- Year after year, top talent worldwide consistently cite total rewards as crucial to their engagement.
- Furthermore, improving employee perceptions of total rewards can impact Intent to Stay by as much as 34 percent and Discretionary Effort by as much as 15 percent.
Still, 90 percent of organizations are planning major changes to their total rewards programs because while the potential for impact exists, few have realized any major gains.
CEB research shows that organizations are usually more likely to achieve their total rewards goals when they integrate total rewards more, especially the upfront stages. Successful organizations are much more likely to create integrated strategy and goals, and integrated functions. On average, successful organizations undertake several more steps towards total rewards integration than unsuccessful organizations.
Organizations have choices on both timing and planning methodology of the rollout of total rewards.
If the need for total rewards is urgent, resources are available, and the organization is ready to manage resulting change, consider a Simultaneous Rollout, in which total rewards are rolled out to the entire organization all at the same time.
However, if there is little urgency around implementing total rewards, resources are scarce, the organization is not ready to manage resulting change, and the organization is generally risk averse, consider a Staged Rollout. A Staged Rollout involves first rolling out total rewards to one specific part of the organization (e.g., region or function), and roll out more broadly over time, making sure to apply learnings from the initial rollout.
When it comes to planning methodology, if the need for total rewards is urgent and there is a drive for plan uniformity and process consistency, but the organization is not ready to manage change, consider Top-Down planning. When Top-Down planning, you determine the strategy and approach centrally and make (small) “local” adjustments as needed.
However, if there is little urgency around implementing total rewards, the organization is ready to manage resulting change, and plan uniformity and process consistency aren’t high priorities, consider Bottom-Up planning. Bottom-Up planning allows for different parts of the organization to define their own approach and implementation path to total rewards.

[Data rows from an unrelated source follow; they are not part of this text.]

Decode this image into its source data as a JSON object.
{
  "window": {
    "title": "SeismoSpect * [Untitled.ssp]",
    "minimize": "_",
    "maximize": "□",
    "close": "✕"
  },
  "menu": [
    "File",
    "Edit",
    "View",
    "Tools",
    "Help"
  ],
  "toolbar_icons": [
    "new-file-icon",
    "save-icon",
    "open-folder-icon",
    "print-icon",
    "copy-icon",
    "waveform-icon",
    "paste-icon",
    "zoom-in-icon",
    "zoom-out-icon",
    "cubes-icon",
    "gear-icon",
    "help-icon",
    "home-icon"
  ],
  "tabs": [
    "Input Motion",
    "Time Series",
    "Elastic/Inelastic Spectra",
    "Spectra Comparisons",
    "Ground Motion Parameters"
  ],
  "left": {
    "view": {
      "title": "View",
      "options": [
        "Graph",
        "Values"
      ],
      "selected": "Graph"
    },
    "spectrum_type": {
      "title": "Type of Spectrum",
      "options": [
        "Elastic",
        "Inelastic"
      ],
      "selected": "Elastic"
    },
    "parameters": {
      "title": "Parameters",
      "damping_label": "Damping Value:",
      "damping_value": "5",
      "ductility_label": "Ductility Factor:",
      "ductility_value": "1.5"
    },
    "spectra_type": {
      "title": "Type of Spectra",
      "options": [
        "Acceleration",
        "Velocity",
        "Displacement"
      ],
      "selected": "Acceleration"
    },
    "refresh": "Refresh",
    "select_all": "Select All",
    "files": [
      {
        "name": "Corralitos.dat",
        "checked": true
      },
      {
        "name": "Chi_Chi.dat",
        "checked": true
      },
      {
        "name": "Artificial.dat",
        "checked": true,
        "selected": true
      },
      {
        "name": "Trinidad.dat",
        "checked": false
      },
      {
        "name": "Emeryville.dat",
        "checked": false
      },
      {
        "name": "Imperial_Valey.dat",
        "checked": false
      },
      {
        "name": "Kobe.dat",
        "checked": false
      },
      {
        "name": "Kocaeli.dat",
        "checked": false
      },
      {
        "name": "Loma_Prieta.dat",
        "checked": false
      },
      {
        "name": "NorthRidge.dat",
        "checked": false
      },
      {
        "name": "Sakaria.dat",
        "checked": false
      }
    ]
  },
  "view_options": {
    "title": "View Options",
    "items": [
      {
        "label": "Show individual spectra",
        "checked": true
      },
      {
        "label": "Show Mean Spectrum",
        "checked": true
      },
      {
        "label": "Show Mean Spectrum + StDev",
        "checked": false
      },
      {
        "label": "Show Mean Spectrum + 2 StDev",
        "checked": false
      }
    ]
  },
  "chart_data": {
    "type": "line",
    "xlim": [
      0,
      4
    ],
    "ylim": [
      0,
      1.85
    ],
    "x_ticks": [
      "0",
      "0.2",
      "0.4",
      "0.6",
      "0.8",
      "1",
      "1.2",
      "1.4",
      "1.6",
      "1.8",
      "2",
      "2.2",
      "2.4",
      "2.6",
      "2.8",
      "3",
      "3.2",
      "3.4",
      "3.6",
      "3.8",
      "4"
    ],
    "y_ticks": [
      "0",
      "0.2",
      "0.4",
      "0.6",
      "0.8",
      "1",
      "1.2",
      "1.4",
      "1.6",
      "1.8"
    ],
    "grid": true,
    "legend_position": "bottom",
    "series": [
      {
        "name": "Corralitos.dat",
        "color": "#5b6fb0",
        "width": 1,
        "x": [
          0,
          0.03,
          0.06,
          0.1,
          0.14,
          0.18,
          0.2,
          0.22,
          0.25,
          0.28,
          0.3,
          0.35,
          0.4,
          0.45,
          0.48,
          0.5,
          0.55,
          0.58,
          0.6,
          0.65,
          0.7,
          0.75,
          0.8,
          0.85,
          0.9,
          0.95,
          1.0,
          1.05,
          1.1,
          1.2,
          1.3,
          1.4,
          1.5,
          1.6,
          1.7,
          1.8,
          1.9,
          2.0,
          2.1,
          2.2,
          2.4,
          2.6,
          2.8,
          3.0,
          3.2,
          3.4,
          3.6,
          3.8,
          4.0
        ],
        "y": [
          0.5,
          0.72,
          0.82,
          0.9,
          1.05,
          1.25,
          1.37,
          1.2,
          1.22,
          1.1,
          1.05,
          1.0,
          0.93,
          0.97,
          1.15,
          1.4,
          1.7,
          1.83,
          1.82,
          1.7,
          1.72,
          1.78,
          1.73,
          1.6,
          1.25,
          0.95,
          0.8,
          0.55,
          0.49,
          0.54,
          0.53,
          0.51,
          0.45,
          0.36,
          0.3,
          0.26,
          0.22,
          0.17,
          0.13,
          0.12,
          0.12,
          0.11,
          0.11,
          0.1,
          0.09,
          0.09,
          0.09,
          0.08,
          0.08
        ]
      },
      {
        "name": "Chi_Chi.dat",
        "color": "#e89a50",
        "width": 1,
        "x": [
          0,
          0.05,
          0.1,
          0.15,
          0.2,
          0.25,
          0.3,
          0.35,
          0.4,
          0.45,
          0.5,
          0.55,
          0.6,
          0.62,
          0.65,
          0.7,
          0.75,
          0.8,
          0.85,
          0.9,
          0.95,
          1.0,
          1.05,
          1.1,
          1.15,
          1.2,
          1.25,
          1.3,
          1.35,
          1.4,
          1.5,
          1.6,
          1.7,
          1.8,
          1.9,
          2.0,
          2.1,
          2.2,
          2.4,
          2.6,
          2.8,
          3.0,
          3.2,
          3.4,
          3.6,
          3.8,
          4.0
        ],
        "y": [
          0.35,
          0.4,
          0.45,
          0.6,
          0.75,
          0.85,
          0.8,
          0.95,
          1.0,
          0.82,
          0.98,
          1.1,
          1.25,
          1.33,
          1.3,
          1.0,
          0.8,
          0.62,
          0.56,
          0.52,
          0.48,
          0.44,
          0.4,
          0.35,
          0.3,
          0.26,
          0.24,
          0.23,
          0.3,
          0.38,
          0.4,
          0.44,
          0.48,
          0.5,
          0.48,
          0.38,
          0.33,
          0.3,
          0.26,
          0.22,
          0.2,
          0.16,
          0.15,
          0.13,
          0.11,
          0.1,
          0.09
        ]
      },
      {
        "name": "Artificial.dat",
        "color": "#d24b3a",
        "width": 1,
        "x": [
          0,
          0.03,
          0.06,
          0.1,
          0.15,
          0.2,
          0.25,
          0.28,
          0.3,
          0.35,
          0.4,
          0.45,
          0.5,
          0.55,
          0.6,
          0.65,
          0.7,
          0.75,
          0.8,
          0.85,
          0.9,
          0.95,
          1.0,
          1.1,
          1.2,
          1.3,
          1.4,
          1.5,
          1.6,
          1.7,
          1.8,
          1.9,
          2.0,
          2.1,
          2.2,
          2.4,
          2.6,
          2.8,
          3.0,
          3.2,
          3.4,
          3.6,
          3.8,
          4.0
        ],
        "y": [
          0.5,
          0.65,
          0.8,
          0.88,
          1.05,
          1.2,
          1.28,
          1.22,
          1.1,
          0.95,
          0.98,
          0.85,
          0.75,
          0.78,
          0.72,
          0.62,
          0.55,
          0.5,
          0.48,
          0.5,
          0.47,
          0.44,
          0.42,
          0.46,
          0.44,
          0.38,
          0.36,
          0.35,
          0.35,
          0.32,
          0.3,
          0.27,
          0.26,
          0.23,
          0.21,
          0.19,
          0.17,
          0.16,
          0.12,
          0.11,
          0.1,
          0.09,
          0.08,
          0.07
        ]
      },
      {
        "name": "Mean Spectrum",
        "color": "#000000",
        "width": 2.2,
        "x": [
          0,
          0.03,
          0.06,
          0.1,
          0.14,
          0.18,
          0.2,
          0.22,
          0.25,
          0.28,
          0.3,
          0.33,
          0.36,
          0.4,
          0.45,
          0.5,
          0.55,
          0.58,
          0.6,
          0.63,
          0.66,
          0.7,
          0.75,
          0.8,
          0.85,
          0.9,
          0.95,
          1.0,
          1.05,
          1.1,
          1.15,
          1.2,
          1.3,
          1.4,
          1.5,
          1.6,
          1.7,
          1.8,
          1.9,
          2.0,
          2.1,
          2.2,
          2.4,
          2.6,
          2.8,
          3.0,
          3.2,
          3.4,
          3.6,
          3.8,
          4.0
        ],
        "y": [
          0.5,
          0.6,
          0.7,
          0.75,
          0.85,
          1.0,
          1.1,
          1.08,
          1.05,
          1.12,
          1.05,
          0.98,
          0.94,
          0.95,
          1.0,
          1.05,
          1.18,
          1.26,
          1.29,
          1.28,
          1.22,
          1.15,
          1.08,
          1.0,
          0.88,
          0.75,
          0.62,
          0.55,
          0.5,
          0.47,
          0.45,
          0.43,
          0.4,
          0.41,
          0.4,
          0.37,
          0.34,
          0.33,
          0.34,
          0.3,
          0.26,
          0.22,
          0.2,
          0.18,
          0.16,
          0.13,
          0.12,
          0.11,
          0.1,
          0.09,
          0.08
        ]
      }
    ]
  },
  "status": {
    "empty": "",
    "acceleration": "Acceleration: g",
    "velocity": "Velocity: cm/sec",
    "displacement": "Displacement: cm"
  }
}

CEB can help you build a total rewards strategy and design, assess employee preferences for total rewards, and communicate about total rewards with key stakeholders. CEB Total Rewards Leadership Council members can access best practices, implementation support, and insight on their member website. Prospective members can download a complimentary copy of our newest research on total rewards integration from cebglobal.com.